> **Exercise goal**
Each entry must appear again exactly as it does in the source.

[Excerpts from an interface dataset]
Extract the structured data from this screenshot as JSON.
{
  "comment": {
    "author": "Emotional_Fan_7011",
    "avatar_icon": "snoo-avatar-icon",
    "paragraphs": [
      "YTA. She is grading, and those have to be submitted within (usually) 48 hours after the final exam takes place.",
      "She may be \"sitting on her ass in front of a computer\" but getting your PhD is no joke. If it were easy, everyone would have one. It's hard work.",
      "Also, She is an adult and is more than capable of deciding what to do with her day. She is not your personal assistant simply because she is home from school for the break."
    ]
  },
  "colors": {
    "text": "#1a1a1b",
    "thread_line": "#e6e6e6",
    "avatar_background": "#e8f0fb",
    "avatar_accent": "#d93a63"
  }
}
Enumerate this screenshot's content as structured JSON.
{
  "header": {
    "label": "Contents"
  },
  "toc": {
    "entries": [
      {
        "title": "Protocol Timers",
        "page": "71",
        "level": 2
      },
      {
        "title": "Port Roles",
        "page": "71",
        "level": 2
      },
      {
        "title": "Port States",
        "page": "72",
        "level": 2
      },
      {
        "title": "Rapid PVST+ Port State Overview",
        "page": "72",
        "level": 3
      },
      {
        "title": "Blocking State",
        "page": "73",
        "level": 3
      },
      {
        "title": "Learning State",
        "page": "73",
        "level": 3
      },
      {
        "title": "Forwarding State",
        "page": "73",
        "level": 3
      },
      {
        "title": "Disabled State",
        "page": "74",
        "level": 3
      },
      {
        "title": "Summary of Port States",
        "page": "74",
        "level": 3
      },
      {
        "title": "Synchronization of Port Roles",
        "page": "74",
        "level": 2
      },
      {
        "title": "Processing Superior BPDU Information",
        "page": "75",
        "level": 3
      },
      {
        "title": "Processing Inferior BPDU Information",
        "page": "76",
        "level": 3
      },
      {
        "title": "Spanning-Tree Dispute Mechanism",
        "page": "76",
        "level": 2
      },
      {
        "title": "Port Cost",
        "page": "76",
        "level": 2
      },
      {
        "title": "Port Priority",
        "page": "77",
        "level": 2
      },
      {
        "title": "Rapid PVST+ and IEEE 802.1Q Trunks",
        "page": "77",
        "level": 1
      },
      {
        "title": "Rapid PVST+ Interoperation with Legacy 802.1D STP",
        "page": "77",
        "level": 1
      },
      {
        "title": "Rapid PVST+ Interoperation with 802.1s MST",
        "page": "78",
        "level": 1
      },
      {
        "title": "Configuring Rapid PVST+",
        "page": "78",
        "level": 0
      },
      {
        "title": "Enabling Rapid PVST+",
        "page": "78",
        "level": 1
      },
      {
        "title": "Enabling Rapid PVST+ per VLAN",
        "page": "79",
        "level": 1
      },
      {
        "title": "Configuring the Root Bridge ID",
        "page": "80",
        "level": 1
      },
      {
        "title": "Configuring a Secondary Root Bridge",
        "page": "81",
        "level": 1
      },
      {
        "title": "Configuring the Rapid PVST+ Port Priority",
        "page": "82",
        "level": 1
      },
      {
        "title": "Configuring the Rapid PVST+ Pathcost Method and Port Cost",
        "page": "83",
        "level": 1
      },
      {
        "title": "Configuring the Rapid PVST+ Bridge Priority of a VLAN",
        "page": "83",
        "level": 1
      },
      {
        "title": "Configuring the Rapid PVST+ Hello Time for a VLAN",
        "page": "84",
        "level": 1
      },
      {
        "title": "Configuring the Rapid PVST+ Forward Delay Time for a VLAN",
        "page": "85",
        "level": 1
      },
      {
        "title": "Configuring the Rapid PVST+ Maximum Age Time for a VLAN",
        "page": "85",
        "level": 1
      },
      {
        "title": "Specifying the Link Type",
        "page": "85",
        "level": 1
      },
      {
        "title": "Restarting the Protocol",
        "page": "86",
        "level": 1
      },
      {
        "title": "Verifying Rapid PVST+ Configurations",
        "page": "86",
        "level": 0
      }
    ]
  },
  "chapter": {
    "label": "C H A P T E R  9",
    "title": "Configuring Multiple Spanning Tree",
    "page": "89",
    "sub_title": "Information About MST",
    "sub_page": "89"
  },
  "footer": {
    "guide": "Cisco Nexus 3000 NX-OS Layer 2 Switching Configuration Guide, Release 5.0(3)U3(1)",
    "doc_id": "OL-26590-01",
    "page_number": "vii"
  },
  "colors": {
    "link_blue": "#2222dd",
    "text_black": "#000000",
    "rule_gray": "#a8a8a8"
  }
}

> **Result of the task**
Extract the structured data from this screenshot as JSON.
{
  "comment": {
    "author": "Emotional_Fan_7011",
    "avatar_icon": "snoo-avatar-icon",
    "paragraphs": [
      "YTA. She is grading, and those have to be submitted within (usually) 48 hours after the final exam takes place.",
      "She may be \"sitting on her ass in front of a computer\" but getting your PhD is no joke. If it were easy, everyone would have one. It's hard work.",
      "Also, She is an adult and is more than capable of deciding what to do with her day. She is not your personal assistant simply because she is home from school for the break."
    ]
  },
  "colors": {
    "text": "#1a1a1b",
    "thread_line": "#e6e6e6",
    "avatar_background": "#e8f0fb",
    "avatar_accent": "#d93a63"
  }
}
Enumerate this screenshot's content as structured JSON.
{
  "header": {
    "label": "Contents"
  },
  "toc": {
    "entries": [
      {
        "title": "Protocol Timers",
        "page": "71",
        "level": 2
      },
      {
        "title": "Port Roles",
        "page": "71",
        "level": 2
      },
      {
        "title": "Port States",
        "page": "72",
        "level": 2
      },
      {
        "title": "Rapid PVST+ Port State Overview",
        "page": "72",
        "level": 3
      },
      {
        "title": "Blocking State",
        "page": "73",
        "level": 3
      },
      {
        "title": "Learning State",
        "page": "73",
        "level": 3
      },
      {
        "title": "Forwarding State",
        "page": "73",
        "level": 3
      },
      {
        "title": "Disabled State",
        "page": "74",
        "level": 3
      },
      {
        "title": "Summary of Port States",
        "page": "74",
        "level": 3
      },
      {
        "title": "Synchronization of Port Roles",
        "page": "74",
        "level": 2
      },
      {
        "title": "Processing Superior BPDU Information",
        "page": "75",
        "level": 3
      },
      {
        "title": "Processing Inferior BPDU Information",
        "page": "76",
        "level": 3
      },
      {
        "title": "Spanning-Tree Dispute Mechanism",
        "page": "76",
        "level": 2
      },
      {
        "title": "Port Cost",
        "page": "76",
        "level": 2
      },
      {
        "title": "Port Priority",
        "page": "77",
        "level": 2
      },
      {
        "title": "Rapid PVST+ and IEEE 802.1Q Trunks",
        "page": "77",
        "level": 1
      },
      {
        "title": "Rapid PVST+ Interoperation with Legacy 802.1D STP",
        "page": "77",
        "level": 1
      },
      {
        "title": "Rapid PVST+ Interoperation with 802.1s MST",
        "page": "78",
        "level": 1
      },
      {
        "title": "Configuring Rapid PVST+",
        "page": "78",
        "level": 0
      },
      {
        "title": "Enabling Rapid PVST+",
        "page": "78",
        "level": 1
      },
      {
        "title": "Enabling Rapid PVST+ per VLAN",
        "page": "79",
        "level": 1
      },
      {
        "title": "Configuring the Root Bridge ID",
        "page": "80",
        "level": 1
      },
      {
        "title": "Configuring a Secondary Root Bridge",
        "page": "81",
        "level": 1
      },
      {
        "title": "Configuring the Rapid PVST+ Port Priority",
        "page": "82",
        "level": 1
      },
      {
        "title": "Configuring the Rapid PVST+ Pathcost Method and Port Cost",
        "page": "83",
        "level": 1
      },
      {
        "title": "Configuring the Rapid PVST+ Bridge Priority of a VLAN",
        "page": "83",
        "level": 1
      },
      {
        "title": "Configuring the Rapid PVST+ Hello Time for a VLAN",
        "page": "84",
        "level": 1
      },
      {
        "title": "Configuring the Rapid PVST+ Forward Delay Time for a VLAN",
        "page": "85",
        "level": 1
      },
      {
        "title": "Configuring the Rapid PVST+ Maximum Age Time for a VLAN",
        "page": "85",
        "level": 1
      },
      {
        "title": "Specifying the Link Type",
        "page": "85",
        "level": 1
      },
      {
        "title": "Restarting the Protocol",
        "page": "86",
        "level": 1
      },
      {
        "title": "Verifying Rapid PVST+ Configurations",
        "page": "86",
        "level": 0
      }
    ]
  },
  "chapter": {
    "label": "C H A P T E R  9",
    "title": "Configuring Multiple Spanning Tree",
    "page": "89",
    "sub_title": "Information About MST",
    "sub_page": "89"
  },
  "footer": {
    "guide": "Cisco Nexus 3000 NX-OS Layer 2 Switching Configuration Guide, Release 5.0(3)U3(1)",
    "doc_id": "OL-26590-01",
    "page_number": "vii"
  },
  "colors": {
    "link_blue": "#2222dd",
    "text_black": "#000000",
    "rule_gray": "#a8a8a8"
  }
}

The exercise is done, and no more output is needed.